"That's my boy over there. I can see— [begins to cry] I can see his brain," he told officers.
Harpootlian claims that law enforcement was so convinced of Murdaugh's guilt from the start they ran a sloppy investigation focused only on Murdaugh as a possible suspect. The defense filed multiple motions to try to exclude various pieces of evidence or testimony, ranging from Murdaugh's alleged financial crimes to blood splatter examinations, from the trial and frequently question any law enforcement witnesses about the methods they used.
Murdaugh's attorneys worked to poke holes in the prosecution's case against him. Murdaugh's son Buster testified, and then Murdaugh took the stand in his own defense starting Thursday, Feb. 23. In testimony that stretched across two days, he denied hurting his wife and son but did admit to lying during the investigation and to financial impropriety.

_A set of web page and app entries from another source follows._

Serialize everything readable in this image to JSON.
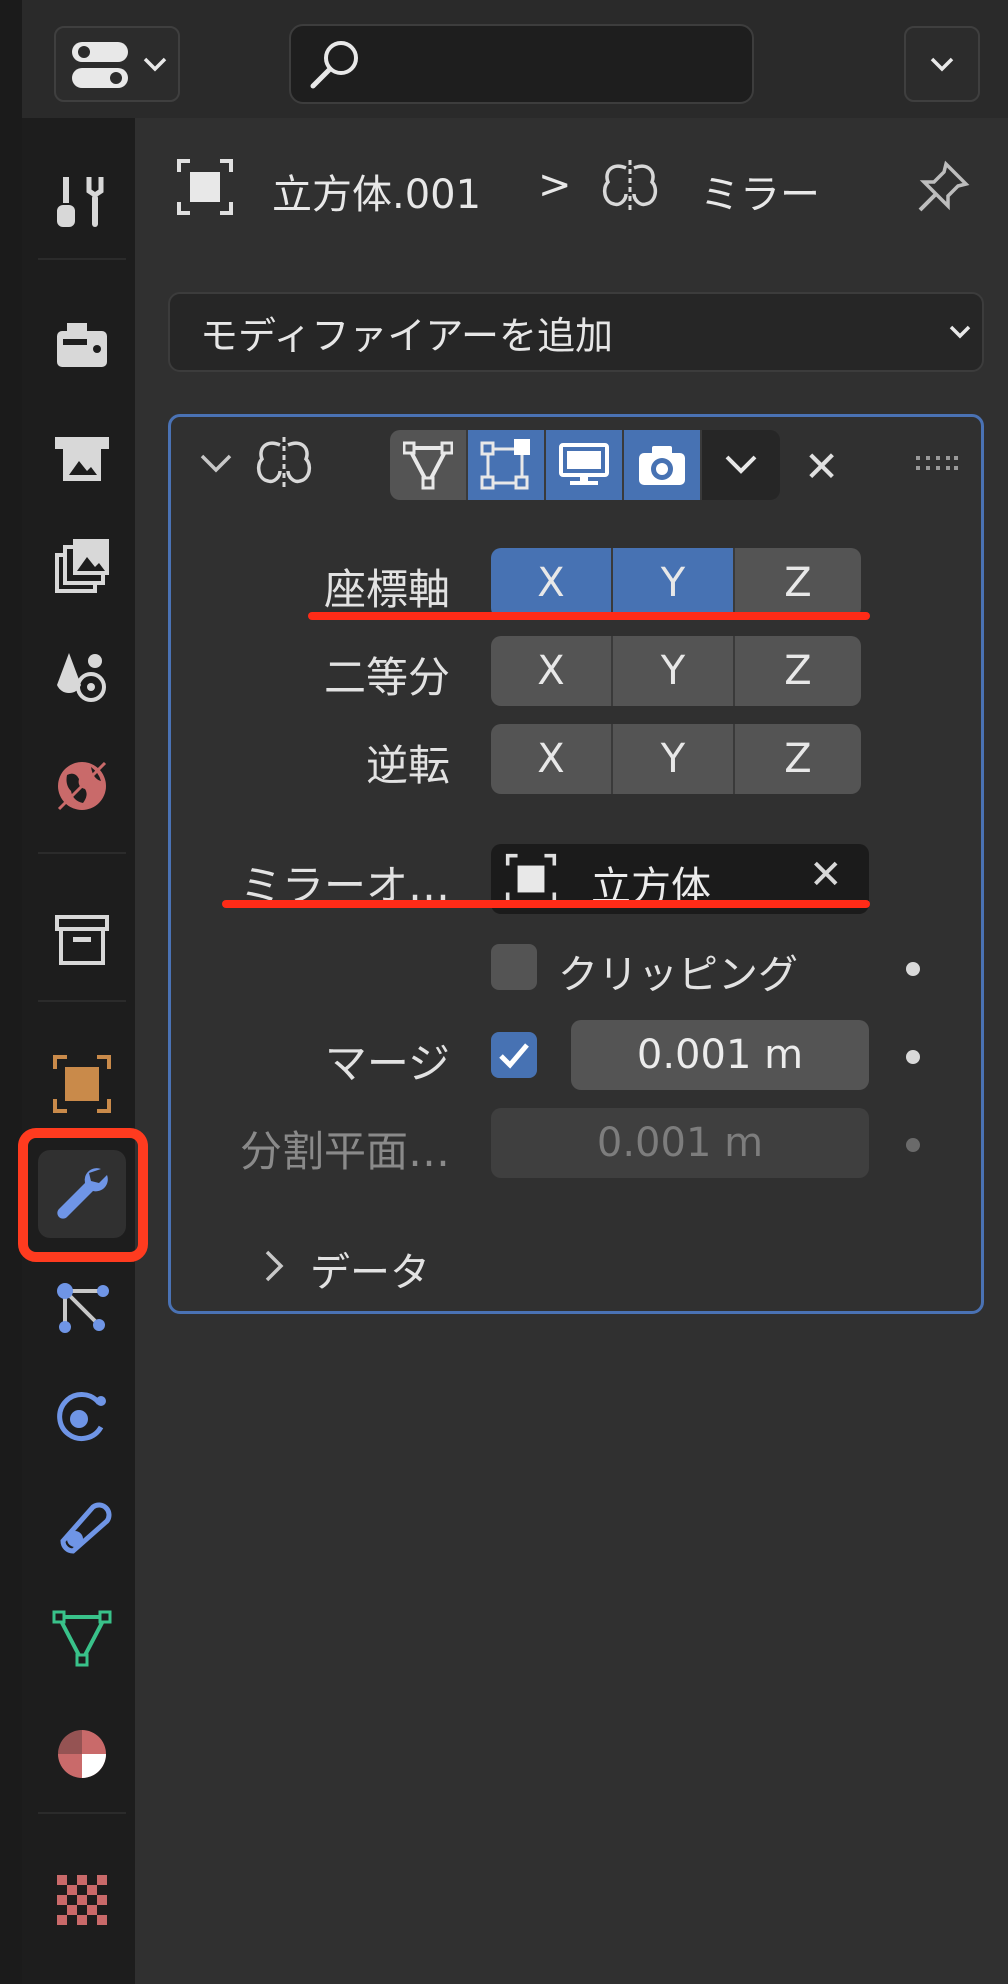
{
  "search": {
    "placeholder": ""
  },
  "breadcrumb": {
    "object_name": "立方体.001",
    "separator": ">",
    "modifier_name": "ミラー"
  },
  "add_modifier_label": "モディファイアーを追加",
  "axes": {
    "axis_label": "座標軸",
    "bisect_label": "二等分",
    "flip_label": "逆転",
    "buttons": [
      "X",
      "Y",
      "Z"
    ],
    "axis_active": [
      "X",
      "Y"
    ]
  },
  "mirror_object": {
    "label": "ミラーオ…",
    "value": "立方体",
    "clear_glyph": "✕"
  },
  "clipping": {
    "label": "クリッピング",
    "checked": false
  },
  "merge": {
    "label": "マージ",
    "checked": true,
    "value": "0.001 m"
  },
  "bisect_distance": {
    "label": "分割平面…",
    "value": "0.001 m"
  },
  "data_section": {
    "label": "データ"
  },
  "close_glyph": "✕",
  "colors": {
    "accent": "#4772b3",
    "panel_border": "#4a72b4",
    "highlight_red": "#ff3b1f",
    "wrench": "#6f95e6"
  }
}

"I have lied many times, facts I can't deny," Murdaugh testified. "I would disagree I did all the time but I lied to people who trusted me."

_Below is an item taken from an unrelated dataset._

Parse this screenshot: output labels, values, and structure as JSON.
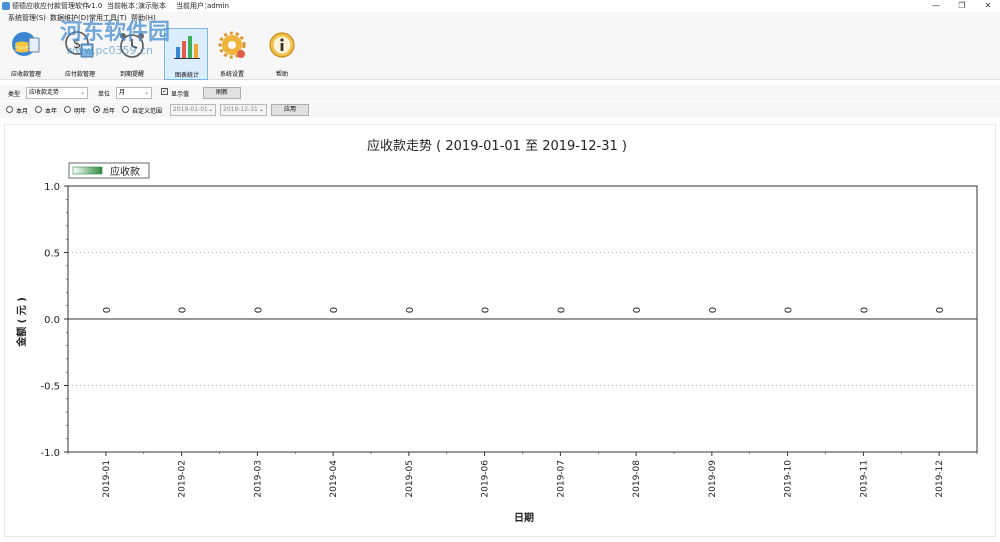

The prosecution finished its cross-examination of him the following day.
The defense also challenged investigators' timeline of the night of the murders, with attorney Jim Griffin saying, "he'd have to be a magician to make all that evidence disappear," in the 17-minute window proposed by the prosecution.
"He's got no blood on him. He's acting normal as every day. He is the same old Alex. Yet their theory is he just blew the people he loved the most in the world, blew them away," Griffin said.
The defense offered a counter-theory that the two guns were fired by two shooters. Criminals, they argue, are still missing because of a biased investigation by the South Carolina Law Enforcement Division, known as SLED.
The original jury from rural Colleton County consisted of 12 members and 6 alternates but is now down to only one alternate after several were dismissed for medical reasons and one was dismissed for discussing the case — a direct violation of the judge's order.
The dismissal came a day after the jury visited Moselle, the Murdaugh's sprawling hunting estate and the scene of the crime. Jurors were able to see the distance between the house and the kennels and shed, where Maggie and Paul were killed, and the size of the shed.
During closing arguments, Waters asked the jury to rewatch the police interviews. The jury — five women and seven men — is under no obligation to do so but they do have access to all of the evidence for review. The court has not said yet if the jury will be sequestered during deliberations but has said that if the jury has not reached a verdict by the end of Friday they will deliberate into the weekend.
Sentencing in the case will begin at 9:30 a.m., Friday, March 3.
Correction: This article has been updated to correct the spelling of attorney Richard Harpootlian's name.